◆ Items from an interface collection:
== == ==

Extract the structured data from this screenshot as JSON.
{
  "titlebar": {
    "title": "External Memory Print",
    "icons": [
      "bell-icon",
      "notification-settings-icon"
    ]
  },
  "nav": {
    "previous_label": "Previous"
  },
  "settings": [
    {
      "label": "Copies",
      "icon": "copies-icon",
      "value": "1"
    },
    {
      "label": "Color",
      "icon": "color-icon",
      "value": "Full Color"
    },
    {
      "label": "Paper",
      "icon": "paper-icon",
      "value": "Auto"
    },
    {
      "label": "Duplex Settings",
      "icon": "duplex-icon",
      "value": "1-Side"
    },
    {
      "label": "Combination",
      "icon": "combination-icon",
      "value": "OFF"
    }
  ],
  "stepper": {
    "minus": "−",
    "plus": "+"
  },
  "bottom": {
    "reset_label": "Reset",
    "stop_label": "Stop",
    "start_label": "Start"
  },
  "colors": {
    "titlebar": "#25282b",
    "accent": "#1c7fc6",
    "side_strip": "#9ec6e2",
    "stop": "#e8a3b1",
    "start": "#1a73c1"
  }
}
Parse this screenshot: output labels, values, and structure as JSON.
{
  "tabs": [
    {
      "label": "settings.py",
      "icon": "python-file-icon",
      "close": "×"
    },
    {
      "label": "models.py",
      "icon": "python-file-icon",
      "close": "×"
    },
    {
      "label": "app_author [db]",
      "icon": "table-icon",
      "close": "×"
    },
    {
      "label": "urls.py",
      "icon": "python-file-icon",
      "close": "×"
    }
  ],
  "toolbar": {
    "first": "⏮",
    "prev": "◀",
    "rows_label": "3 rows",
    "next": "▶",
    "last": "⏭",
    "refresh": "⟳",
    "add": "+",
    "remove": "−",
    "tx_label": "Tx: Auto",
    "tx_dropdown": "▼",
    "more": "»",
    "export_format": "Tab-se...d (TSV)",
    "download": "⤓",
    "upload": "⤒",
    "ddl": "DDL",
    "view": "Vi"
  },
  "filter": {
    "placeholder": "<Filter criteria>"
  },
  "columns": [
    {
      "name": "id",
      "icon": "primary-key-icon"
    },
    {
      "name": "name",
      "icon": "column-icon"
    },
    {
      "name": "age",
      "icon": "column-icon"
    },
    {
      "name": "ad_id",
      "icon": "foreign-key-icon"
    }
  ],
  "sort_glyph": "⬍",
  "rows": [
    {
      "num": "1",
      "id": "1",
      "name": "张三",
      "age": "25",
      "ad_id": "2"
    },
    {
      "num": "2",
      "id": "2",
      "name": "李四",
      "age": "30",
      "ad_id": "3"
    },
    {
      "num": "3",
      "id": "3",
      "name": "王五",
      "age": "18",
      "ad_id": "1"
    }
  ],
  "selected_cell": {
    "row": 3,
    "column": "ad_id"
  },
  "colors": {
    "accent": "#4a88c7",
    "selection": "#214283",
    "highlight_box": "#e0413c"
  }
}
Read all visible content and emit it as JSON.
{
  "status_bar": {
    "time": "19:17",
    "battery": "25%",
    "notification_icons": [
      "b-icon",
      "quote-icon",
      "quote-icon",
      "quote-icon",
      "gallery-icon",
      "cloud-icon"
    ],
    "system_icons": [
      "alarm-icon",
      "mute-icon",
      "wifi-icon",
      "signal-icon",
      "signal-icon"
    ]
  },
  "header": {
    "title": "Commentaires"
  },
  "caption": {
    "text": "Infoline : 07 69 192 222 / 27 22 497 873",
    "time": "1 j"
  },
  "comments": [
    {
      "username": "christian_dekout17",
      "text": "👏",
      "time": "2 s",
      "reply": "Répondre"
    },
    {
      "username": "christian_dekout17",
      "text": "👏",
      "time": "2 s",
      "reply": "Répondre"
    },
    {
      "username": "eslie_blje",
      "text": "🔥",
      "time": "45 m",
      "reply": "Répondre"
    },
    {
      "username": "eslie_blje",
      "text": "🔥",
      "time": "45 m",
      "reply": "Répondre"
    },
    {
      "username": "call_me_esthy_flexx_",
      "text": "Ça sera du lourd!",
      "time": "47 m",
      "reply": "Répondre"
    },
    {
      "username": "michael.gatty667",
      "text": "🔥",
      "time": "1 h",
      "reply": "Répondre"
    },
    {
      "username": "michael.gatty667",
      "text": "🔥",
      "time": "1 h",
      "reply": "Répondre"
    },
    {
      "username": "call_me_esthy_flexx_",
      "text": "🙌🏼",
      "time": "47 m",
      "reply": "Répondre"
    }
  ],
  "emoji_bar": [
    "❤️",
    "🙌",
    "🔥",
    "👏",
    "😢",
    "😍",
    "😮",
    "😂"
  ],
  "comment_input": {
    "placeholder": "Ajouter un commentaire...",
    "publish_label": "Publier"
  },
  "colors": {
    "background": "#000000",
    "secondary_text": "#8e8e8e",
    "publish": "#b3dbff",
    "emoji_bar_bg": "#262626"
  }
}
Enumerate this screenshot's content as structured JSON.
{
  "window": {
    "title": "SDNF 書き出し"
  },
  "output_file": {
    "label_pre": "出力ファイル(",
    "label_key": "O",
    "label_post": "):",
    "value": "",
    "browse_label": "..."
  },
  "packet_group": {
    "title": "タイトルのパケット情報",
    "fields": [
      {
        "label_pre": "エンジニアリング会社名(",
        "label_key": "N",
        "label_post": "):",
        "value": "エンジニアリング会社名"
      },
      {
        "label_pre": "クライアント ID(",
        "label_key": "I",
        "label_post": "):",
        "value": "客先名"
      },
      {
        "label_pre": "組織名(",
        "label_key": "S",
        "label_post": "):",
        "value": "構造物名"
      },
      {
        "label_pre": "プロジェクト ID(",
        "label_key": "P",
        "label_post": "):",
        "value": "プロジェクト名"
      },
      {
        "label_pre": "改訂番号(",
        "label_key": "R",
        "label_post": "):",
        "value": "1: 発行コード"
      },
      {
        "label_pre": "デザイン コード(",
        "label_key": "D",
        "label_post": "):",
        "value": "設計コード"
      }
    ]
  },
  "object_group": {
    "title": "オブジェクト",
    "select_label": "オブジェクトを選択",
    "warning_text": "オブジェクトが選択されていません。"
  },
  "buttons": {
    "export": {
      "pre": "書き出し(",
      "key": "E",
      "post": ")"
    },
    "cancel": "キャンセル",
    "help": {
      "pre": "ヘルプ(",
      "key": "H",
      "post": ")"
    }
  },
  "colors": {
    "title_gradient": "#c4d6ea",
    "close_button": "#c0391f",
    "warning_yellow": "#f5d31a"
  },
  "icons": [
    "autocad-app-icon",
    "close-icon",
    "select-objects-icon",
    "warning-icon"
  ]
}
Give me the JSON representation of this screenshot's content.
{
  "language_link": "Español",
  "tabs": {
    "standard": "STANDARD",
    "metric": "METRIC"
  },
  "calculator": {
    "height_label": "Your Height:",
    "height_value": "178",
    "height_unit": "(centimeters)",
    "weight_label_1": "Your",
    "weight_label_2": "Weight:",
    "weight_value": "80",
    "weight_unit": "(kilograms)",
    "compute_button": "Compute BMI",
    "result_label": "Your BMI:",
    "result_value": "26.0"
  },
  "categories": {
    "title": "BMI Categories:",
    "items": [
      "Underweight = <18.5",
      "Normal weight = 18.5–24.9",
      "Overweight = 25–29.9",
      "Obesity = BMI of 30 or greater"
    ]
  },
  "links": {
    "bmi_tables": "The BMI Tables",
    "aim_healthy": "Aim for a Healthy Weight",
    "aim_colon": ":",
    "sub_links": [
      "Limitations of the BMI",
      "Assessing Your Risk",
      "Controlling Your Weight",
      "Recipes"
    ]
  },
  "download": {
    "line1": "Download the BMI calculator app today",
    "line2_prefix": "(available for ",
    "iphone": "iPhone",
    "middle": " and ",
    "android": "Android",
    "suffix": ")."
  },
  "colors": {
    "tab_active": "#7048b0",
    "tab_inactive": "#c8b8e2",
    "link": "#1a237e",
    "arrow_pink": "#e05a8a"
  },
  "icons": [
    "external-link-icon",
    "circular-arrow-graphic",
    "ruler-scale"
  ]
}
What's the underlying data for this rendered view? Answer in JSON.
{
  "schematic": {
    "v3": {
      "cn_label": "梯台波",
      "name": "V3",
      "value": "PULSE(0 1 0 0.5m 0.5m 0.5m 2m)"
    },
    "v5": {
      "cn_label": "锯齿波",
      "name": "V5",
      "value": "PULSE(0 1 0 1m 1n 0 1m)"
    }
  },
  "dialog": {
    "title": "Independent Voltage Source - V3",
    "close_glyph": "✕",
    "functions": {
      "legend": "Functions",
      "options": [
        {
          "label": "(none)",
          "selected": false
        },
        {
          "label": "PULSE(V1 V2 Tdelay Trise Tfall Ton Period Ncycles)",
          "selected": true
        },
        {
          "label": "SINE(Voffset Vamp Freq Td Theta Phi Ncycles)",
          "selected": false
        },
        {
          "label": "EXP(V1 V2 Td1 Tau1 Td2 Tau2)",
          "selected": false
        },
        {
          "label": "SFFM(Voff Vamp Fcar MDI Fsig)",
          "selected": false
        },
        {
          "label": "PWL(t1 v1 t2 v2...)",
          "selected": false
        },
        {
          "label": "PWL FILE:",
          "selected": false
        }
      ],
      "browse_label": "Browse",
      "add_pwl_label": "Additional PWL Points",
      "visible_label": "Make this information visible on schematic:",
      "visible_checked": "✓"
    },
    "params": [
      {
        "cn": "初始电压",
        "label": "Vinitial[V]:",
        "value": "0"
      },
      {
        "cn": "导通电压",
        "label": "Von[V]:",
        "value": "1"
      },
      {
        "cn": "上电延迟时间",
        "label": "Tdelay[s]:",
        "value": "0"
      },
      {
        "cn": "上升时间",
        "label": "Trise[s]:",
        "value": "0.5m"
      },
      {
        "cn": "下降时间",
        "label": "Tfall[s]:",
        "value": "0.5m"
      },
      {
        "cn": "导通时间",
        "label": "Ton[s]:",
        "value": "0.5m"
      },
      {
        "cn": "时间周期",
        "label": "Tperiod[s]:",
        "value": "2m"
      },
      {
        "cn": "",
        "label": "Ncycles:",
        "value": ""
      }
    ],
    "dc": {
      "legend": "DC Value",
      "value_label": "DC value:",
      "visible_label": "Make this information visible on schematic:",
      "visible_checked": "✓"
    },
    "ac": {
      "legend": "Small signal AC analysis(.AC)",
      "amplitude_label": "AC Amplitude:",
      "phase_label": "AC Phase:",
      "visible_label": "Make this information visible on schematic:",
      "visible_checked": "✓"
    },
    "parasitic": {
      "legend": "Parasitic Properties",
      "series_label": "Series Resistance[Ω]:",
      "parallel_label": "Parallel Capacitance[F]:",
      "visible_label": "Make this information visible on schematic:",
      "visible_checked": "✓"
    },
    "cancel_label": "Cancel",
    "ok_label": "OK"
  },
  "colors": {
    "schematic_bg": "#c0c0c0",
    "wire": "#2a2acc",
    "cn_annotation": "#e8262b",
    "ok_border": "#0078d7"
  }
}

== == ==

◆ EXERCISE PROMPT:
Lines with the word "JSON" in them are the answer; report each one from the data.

◆ ANSWER FOR THE TASK:
Extract the structured data from this screenshot as JSON.
Parse this screenshot: output labels, values, and structure as JSON.
Read all visible content and emit it as JSON.
Enumerate this screenshot's content as structured JSON.
Give me the JSON representation of this screenshot's content.
What's the underlying data for this rendered view? Answer in JSON.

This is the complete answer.